So let's set the record straight. The recent measles outbreaks in California, Ohio and elsewhere are alarming not only because there's a safe vaccination available against the disease but because it remains a serious and potentially deadly health threat. While the vast majority of people who contract measles can get over it like Ms. Fiorina, there are some people who are at high risk of complications, including those with weakened immune systems.

An outbreak of measles, which is highly contagious, is only possible because some parents are irresponsibly electing not to have their children vaccinated. Some may have wrongly thought the vaccine can cause autism. Such misconceptions ought not to be reinforced by people running for the nation's highest elected office.

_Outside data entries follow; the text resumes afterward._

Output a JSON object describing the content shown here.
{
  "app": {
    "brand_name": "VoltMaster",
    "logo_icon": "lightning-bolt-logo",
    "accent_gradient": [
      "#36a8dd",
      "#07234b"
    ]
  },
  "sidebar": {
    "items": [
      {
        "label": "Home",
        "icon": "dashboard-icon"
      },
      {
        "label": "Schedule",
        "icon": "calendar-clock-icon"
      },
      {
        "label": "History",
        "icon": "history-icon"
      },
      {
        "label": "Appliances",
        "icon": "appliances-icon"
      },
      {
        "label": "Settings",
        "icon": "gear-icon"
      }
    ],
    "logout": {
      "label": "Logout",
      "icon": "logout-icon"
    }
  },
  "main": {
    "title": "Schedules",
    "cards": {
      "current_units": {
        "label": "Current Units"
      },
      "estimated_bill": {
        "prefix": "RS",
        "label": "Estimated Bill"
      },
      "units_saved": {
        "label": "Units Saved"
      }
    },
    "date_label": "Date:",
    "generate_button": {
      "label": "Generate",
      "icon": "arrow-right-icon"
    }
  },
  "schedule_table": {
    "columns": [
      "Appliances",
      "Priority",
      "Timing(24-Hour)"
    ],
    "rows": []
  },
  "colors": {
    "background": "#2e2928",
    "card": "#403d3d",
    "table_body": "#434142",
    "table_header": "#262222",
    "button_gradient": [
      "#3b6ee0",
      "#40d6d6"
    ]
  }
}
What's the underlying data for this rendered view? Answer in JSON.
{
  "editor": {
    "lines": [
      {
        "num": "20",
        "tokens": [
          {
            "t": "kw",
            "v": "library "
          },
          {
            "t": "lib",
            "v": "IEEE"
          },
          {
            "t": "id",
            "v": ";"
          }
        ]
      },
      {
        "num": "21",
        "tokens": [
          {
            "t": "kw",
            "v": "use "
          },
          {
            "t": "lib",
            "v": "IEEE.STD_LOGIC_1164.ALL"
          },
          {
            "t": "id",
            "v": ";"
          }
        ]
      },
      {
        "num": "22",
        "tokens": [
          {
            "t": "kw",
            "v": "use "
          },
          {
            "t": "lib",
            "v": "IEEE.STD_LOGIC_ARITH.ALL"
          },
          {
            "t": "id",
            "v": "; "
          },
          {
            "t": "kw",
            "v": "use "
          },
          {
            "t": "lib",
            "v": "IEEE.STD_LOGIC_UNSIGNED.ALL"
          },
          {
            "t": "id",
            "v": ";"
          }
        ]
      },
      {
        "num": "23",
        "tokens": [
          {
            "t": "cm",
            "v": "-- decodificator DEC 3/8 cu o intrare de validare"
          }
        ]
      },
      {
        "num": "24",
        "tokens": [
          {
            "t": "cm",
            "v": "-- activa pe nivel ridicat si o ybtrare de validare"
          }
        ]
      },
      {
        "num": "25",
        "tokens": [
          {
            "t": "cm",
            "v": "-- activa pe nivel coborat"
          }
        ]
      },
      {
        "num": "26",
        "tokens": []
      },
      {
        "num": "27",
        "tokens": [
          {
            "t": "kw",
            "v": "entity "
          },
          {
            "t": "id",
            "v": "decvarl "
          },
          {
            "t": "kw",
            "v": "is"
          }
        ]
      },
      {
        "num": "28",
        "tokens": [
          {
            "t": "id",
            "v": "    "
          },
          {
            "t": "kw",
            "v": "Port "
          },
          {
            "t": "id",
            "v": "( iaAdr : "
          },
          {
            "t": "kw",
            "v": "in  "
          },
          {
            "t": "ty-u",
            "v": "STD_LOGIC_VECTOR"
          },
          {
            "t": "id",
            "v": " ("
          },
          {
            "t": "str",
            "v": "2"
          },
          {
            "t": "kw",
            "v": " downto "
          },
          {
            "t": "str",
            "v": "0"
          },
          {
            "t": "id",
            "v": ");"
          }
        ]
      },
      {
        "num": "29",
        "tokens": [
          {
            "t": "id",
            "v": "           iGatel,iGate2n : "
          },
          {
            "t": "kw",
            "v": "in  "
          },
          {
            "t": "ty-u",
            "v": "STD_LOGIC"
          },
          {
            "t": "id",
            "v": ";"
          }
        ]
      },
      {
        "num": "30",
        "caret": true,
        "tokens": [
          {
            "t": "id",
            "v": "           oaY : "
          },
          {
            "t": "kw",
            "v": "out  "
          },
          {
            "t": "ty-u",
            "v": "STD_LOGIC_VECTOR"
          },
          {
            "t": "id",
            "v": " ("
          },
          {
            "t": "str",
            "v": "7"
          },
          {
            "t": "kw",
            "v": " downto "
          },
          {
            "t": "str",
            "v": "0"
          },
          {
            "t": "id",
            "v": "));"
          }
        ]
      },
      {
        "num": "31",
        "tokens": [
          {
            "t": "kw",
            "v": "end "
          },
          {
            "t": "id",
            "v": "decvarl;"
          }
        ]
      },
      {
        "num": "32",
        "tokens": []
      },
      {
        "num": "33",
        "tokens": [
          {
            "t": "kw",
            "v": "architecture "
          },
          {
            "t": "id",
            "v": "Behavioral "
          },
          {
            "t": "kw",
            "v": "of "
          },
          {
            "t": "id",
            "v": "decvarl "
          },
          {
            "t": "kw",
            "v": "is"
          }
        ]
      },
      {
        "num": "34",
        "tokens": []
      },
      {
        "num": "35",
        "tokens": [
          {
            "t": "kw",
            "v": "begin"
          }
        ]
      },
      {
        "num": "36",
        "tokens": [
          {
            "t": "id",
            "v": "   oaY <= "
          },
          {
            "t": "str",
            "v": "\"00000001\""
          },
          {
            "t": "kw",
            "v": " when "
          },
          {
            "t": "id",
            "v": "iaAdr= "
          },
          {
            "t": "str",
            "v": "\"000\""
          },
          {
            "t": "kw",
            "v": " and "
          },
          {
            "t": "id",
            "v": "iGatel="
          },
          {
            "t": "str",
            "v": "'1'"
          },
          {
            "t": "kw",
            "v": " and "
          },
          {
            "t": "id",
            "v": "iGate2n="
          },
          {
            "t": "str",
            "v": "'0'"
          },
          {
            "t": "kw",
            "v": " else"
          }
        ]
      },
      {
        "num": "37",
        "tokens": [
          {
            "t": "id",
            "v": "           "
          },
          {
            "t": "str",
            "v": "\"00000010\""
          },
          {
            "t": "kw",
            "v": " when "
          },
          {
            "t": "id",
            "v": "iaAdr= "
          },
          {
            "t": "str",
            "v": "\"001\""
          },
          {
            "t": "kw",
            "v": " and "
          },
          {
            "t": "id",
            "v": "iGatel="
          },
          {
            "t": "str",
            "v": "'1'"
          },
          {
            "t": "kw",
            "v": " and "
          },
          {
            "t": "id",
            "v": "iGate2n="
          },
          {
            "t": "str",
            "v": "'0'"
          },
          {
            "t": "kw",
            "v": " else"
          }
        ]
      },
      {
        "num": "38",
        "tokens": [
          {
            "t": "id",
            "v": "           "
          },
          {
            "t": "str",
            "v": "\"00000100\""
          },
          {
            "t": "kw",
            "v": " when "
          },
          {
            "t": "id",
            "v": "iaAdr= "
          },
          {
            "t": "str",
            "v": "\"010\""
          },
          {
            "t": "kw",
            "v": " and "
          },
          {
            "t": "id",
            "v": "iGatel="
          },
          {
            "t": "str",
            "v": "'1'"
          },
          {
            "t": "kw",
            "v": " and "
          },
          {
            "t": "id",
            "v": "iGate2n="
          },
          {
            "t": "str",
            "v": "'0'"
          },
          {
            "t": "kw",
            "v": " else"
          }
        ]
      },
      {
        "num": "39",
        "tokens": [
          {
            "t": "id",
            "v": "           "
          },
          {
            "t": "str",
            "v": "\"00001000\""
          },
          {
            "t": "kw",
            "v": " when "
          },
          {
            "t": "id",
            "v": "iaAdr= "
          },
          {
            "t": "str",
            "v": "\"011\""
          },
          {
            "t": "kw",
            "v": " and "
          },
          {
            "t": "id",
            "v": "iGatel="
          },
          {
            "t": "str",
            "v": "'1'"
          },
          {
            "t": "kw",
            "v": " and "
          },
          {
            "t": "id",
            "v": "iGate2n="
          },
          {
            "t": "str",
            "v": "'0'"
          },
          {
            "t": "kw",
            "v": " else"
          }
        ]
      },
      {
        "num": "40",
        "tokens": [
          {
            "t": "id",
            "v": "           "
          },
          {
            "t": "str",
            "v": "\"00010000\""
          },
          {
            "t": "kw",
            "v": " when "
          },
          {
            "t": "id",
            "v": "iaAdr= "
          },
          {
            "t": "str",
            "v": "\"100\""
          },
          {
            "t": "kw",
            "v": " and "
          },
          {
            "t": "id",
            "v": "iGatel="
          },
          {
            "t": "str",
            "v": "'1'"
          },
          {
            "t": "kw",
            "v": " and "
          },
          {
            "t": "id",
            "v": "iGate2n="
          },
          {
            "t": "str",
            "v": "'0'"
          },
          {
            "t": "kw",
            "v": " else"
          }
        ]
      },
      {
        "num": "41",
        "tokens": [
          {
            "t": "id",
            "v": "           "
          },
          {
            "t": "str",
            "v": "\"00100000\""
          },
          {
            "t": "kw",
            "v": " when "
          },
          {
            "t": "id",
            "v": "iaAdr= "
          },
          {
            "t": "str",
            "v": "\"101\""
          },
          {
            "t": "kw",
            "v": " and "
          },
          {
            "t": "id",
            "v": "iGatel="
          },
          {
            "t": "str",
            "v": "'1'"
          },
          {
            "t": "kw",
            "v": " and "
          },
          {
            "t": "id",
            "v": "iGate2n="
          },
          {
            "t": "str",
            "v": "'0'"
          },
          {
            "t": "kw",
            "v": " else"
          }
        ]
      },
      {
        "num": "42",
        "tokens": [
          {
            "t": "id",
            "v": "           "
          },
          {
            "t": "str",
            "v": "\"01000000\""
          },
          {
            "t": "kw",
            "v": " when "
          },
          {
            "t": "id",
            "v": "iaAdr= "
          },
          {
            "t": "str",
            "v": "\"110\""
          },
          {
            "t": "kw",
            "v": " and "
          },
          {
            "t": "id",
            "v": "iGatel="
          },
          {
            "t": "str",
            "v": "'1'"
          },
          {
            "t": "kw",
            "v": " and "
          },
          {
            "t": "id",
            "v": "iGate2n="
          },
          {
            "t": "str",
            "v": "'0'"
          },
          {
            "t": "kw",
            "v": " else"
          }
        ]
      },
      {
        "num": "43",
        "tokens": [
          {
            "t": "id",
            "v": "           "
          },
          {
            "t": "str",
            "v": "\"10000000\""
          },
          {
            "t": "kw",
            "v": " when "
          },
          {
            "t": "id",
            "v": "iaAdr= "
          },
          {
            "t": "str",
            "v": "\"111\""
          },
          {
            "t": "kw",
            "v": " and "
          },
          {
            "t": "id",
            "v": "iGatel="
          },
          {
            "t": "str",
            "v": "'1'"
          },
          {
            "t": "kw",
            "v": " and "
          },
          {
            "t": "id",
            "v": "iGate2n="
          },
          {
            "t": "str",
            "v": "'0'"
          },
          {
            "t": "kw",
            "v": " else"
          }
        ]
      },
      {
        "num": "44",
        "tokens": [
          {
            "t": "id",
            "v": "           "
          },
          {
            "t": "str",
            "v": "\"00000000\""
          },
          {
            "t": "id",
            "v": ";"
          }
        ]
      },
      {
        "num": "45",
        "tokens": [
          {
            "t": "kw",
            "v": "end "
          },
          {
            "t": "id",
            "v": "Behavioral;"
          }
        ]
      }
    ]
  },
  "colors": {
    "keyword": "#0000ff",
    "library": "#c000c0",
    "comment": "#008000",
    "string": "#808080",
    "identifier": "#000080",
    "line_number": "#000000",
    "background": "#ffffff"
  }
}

Instead, these men and women should to be encouraging public health efforts to get the vaccine to as many children as possible.


Not everyone is so anti-government that they believe endangering the health of others is a parent's God-given right. Baltimore's Ben Carson, a former pediatric neurosurgeon but also a staunch critic of government mandates (and most particularly the Affordable Care Act), released a statement saying people should not be allowed to refuse safe immunizations. The nation, he writes, "should not allow those diseases to return by foregoing safe immunization programs, for philosophical, religious, or other reasons when we have the means to eradicate them."

Parents like to think they have sole authority over matters pertaining to their children, but that's not really true. In the U.S., we don't permit reckless, endangering behavior. Just as it is illegal to drive faster than the speed limit, it is also against the law to abuse or neglect your children — or your neighbor's children. It is one thing to fail to get proper medical care for your kids, it is quite another to actively fight against the broader public good.

Outbreaks like the measles are just waiting to happen under the right conditions if enough people fail to get necessary immunizations. And the consequences can be devastating. In a touching 1988 letter that's been widely shared on the Internet this week, children's author Roald Dahl, the man who wrote such classics as "Charlie and the Chocolate Factory" and "James and the Giant Peach," wrote of the death of his 7-year-old daughter Olivia to measles encephalitis in the early 1960s before the measles-mumps-rubella vaccine was available.

"There was nothing the doctors could do to save her," he recalled.

Even today, there is no medicine that kills the measles virus. Only symptoms can be treated; it's up to a body's immune system to battle against the cause. That why our best protection against measles remains the MMR vaccine — but the effectiveness of that approach is compromised when people refuse its protection.

This ought not be a partisan issue, but a matter of science. Disbelieving in the benefits of vaccines has sometimes infected both sides of the political spectrum, but for some reason, it's the conservative candidates for president who can't seem to get over it — just as they refuse to acknowledge man-made climate change even as carbon dioxide in the atmosphere hits record levels, glaciers melt and sea levels rise.

We have the means to wipe out measles, and it's shameful that some ill-informed people are actively working against that goal. Still, what's really outrageous is when this kind of anti-social behavior is encouraged or even countenanced by people who should know better but see political advantage in playing to anti-government fears.